Possibly the most important material you need to think about when doing an upgrade or remodel in any room is the floor. The kitchen most likely is the hub of your home, it’s where you cook family meals and gather for parties. The floor in this busy spot must withstand heavy foot traffic, dropped dishes, and spills galore. But in each room it is important to indulge your craving for style. How do you choose with so many options? Get started with these considerations. You want a floor, especially in the kitchen, that is resistant to humidity, moisture, and heat, but don’t forget to consider standing for long cooking sessions, laying on living or family room floor to watch a movie or stepping out of bed to soft comfort. Remember to check the feel of the floor as well as the look.
Your floor, besides being practical and durable, should be a major design statement. The floor you choose affects every other element of your design and with the variety of materials, colors and textures available today, your choices are nearly endless. It is important to consider:
At home, you're the star of your own cooking show—and chances are sauce gets spilled, silverware gets dropped, and spouses, kids, and pets check in often. It's important to choose floors that stand up to this type of wear and tear. And if you have young children you may want to consider a nonslip floor for safety.
Your Style Sense
Choose floors that complement each room in your home, whether it's rustic and country-style or cutting-edge contemporary. Consider the size, as well as existing colors, textures, and patterns. Should the surface underfoot serve as a neutral backdrop or a vivid focal point?
If you spend hours on your feet slicing, dicing, and stirring, consider floors with a bit of softness and resilience. Tile floors in a kitchen, for instance, can be uncomfortable to stand on for long periods. Wood is better for reducing leg fatigue. And resilient floors, with their elasticity, are the most comfortable for feet. Whatever you choose, a soft mat or rug can add comfort as well.
Ease of Cleaning
Between spills, tracked-in dirt and your favorite pet, floors can get pretty dirty.

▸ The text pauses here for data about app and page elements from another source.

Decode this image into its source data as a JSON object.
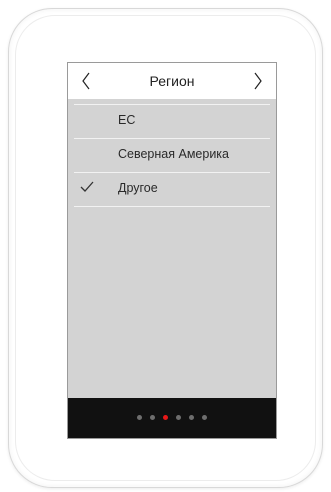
{
  "header": {
    "title": "Регион",
    "back_icon": "chevron-left-icon",
    "forward_icon": "chevron-right-icon"
  },
  "regions": [
    {
      "label": "ЕС",
      "selected": false
    },
    {
      "label": "Северная Америка",
      "selected": false
    },
    {
      "label": "Другое",
      "selected": true
    }
  ],
  "pager": {
    "count": 6,
    "active_index": 2,
    "active_color": "#e81818",
    "inactive_color": "#6e6e6e"
  },
  "colors": {
    "screen_background": "#d3d3d3",
    "header_background": "#ffffff",
    "footer_background": "#111111"
  }
}
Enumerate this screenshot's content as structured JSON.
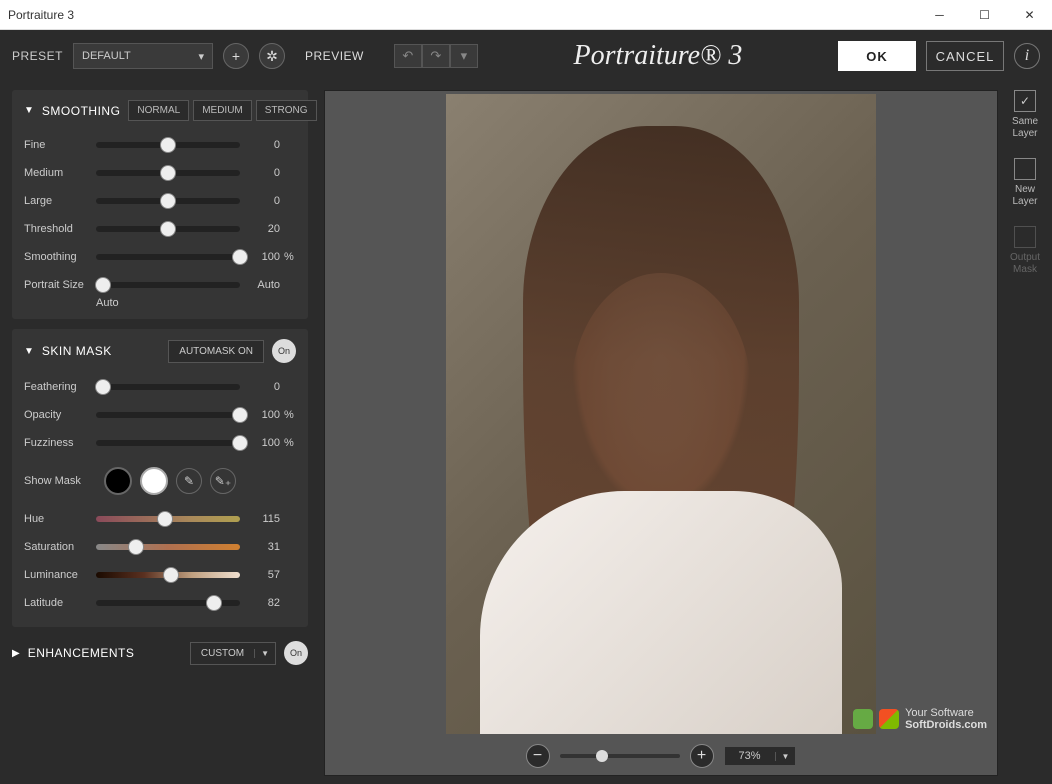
{
  "window": {
    "title": "Portraiture 3"
  },
  "topbar": {
    "preset_label": "PRESET",
    "preset_value": "DEFAULT",
    "preview_label": "PREVIEW",
    "brand": "Portraiture® 3",
    "ok": "OK",
    "cancel": "CANCEL"
  },
  "smoothing": {
    "title": "SMOOTHING",
    "levels": [
      "NORMAL",
      "MEDIUM",
      "STRONG"
    ],
    "sliders": [
      {
        "label": "Fine",
        "value": 0,
        "pos": 50,
        "unit": ""
      },
      {
        "label": "Medium",
        "value": 0,
        "pos": 50,
        "unit": ""
      },
      {
        "label": "Large",
        "value": 0,
        "pos": 50,
        "unit": ""
      },
      {
        "label": "Threshold",
        "value": 20,
        "pos": 50,
        "unit": ""
      },
      {
        "label": "Smoothing",
        "value": 100,
        "pos": 100,
        "unit": "%"
      },
      {
        "label": "Portrait Size",
        "value": "Auto",
        "pos": 5,
        "unit": ""
      }
    ],
    "size_note": "Auto"
  },
  "skinmask": {
    "title": "SKIN MASK",
    "automask": "AUTOMASK ON",
    "on": "On",
    "sliders1": [
      {
        "label": "Feathering",
        "value": 0,
        "pos": 5,
        "unit": ""
      },
      {
        "label": "Opacity",
        "value": 100,
        "pos": 100,
        "unit": "%"
      },
      {
        "label": "Fuzziness",
        "value": 100,
        "pos": 100,
        "unit": "%"
      }
    ],
    "show_mask": "Show Mask",
    "sliders2": [
      {
        "label": "Hue",
        "value": 115,
        "pos": 48,
        "track": "hue"
      },
      {
        "label": "Saturation",
        "value": 31,
        "pos": 28,
        "track": "sat"
      },
      {
        "label": "Luminance",
        "value": 57,
        "pos": 52,
        "track": "lum"
      },
      {
        "label": "Latitude",
        "value": 82,
        "pos": 82,
        "track": ""
      }
    ]
  },
  "enhancements": {
    "title": "ENHANCEMENTS",
    "mode": "CUSTOM",
    "on": "On"
  },
  "zoom": {
    "percent": "73%",
    "pos": 30
  },
  "rightpanel": {
    "same_layer": "Same Layer",
    "new_layer": "New Layer",
    "output_mask": "Output Mask"
  },
  "watermark": {
    "line1": "Your Software",
    "line2": "SoftDroids.com"
  }
}
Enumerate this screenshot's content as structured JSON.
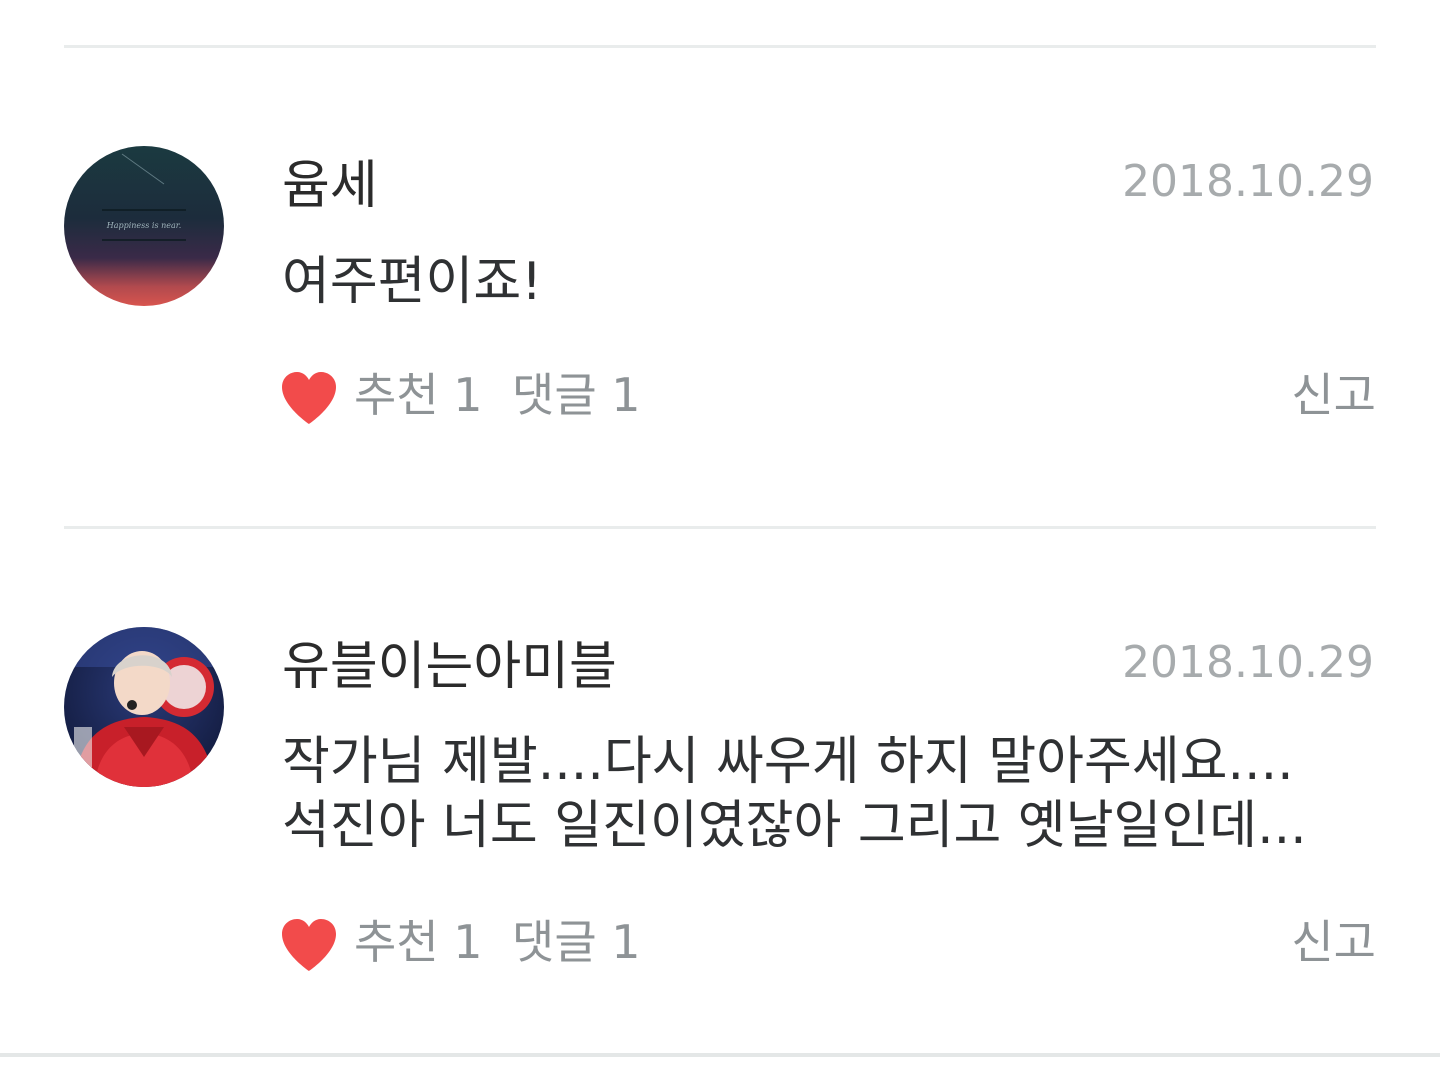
{
  "colors": {
    "heart": "#f24b4b",
    "divider": "#e9ecec",
    "date": "#a7abad",
    "action_text": "#8e9396",
    "text": "#2f3133"
  },
  "comments": [
    {
      "username": "윰세",
      "date": "2018.10.29",
      "lines": [
        "여주편이죠!"
      ],
      "like_label": "추천 1",
      "reply_label": "댓글 1",
      "report_label": "신고",
      "avatar_icon": "night-sky-avatar",
      "avatar_caption": "Happiness is near."
    },
    {
      "username": "유블이는아미블",
      "date": "2018.10.29",
      "lines": [
        "작가님 제발....다시 싸우게 하지 말아주세요....",
        "석진아 너도 일진이였잖아 그리고 옛날일인데..."
      ],
      "like_label": "추천 1",
      "reply_label": "댓글 1",
      "report_label": "신고",
      "avatar_icon": "person-in-red-avatar"
    }
  ]
}
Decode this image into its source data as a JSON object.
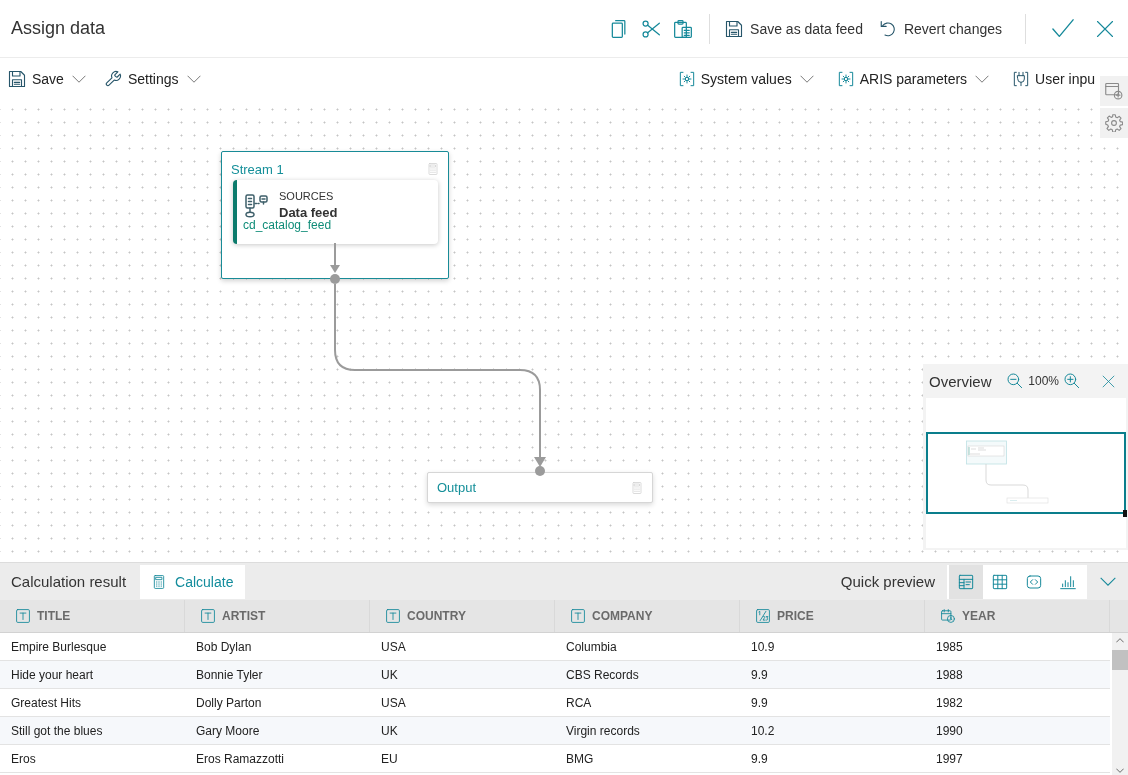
{
  "header": {
    "title": "Assign data",
    "buttons": [
      {
        "kind": "save",
        "label": "Save as data feed"
      },
      {
        "kind": "revert",
        "label": "Revert changes"
      }
    ]
  },
  "toolbar": {
    "left": [
      {
        "kind": "save",
        "label": "Save",
        "dropdown": true
      },
      {
        "kind": "settings",
        "label": "Settings",
        "dropdown": true
      }
    ],
    "right": [
      {
        "kind": "system",
        "label": "System values",
        "dropdown": true
      },
      {
        "kind": "parameters",
        "label": "ARIS parameters",
        "dropdown": true
      },
      {
        "kind": "input",
        "label": "User inpu",
        "dropdown": false
      }
    ]
  },
  "canvas": {
    "stream": {
      "title": "Stream 1",
      "step": {
        "category": "SOURCES",
        "title": "Data feed",
        "source": "cd_catalog_feed"
      }
    },
    "output": {
      "title": "Output"
    }
  },
  "overview": {
    "title": "Overview",
    "zoom": "100%"
  },
  "calculation": {
    "title": "Calculation result",
    "calculate": "Calculate",
    "preview_label": "Quick preview",
    "views": [
      {
        "kind": "form",
        "selected": true
      },
      {
        "kind": "table",
        "selected": false
      },
      {
        "kind": "code",
        "selected": false
      },
      {
        "kind": "chart",
        "selected": false
      }
    ]
  },
  "table": {
    "columns": [
      {
        "kind": "text",
        "label": "TITLE"
      },
      {
        "kind": "text",
        "label": "ARTIST"
      },
      {
        "kind": "text",
        "label": "COUNTRY"
      },
      {
        "kind": "text",
        "label": "COMPANY"
      },
      {
        "kind": "number",
        "label": "PRICE"
      },
      {
        "kind": "date",
        "label": "YEAR"
      }
    ],
    "rows": [
      [
        "Empire Burlesque",
        "Bob Dylan",
        "USA",
        "Columbia",
        "10.9",
        "1985"
      ],
      [
        "Hide your heart",
        "Bonnie Tyler",
        "UK",
        "CBS Records",
        "9.9",
        "1988"
      ],
      [
        "Greatest Hits",
        "Dolly Parton",
        "USA",
        "RCA",
        "9.9",
        "1982"
      ],
      [
        "Still got the blues",
        "Gary Moore",
        "UK",
        "Virgin records",
        "10.2",
        "1990"
      ],
      [
        "Eros",
        "Eros Ramazzotti",
        "EU",
        "BMG",
        "9.9",
        "1997"
      ]
    ]
  }
}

To minimize time spent on maintenance, choose a material that's easy to clean, water resistant, and not prone to staining.
If you're planning a remodel, your budget especially in the kitchen and bathroom is probably divided among countertops, cabinetry, lighting fixtures, and more. Where does flooring fit in the plan? Once you've determined your flooring budget, measure the room to get an idea of square footage. Remember that additional costs may apply, including underlayment, delivery, installation, and removal and disposal of your previous floor.
Wondering which type of floor you should pick? Check out the options to discover the pros, cons and best uses for each floor type available.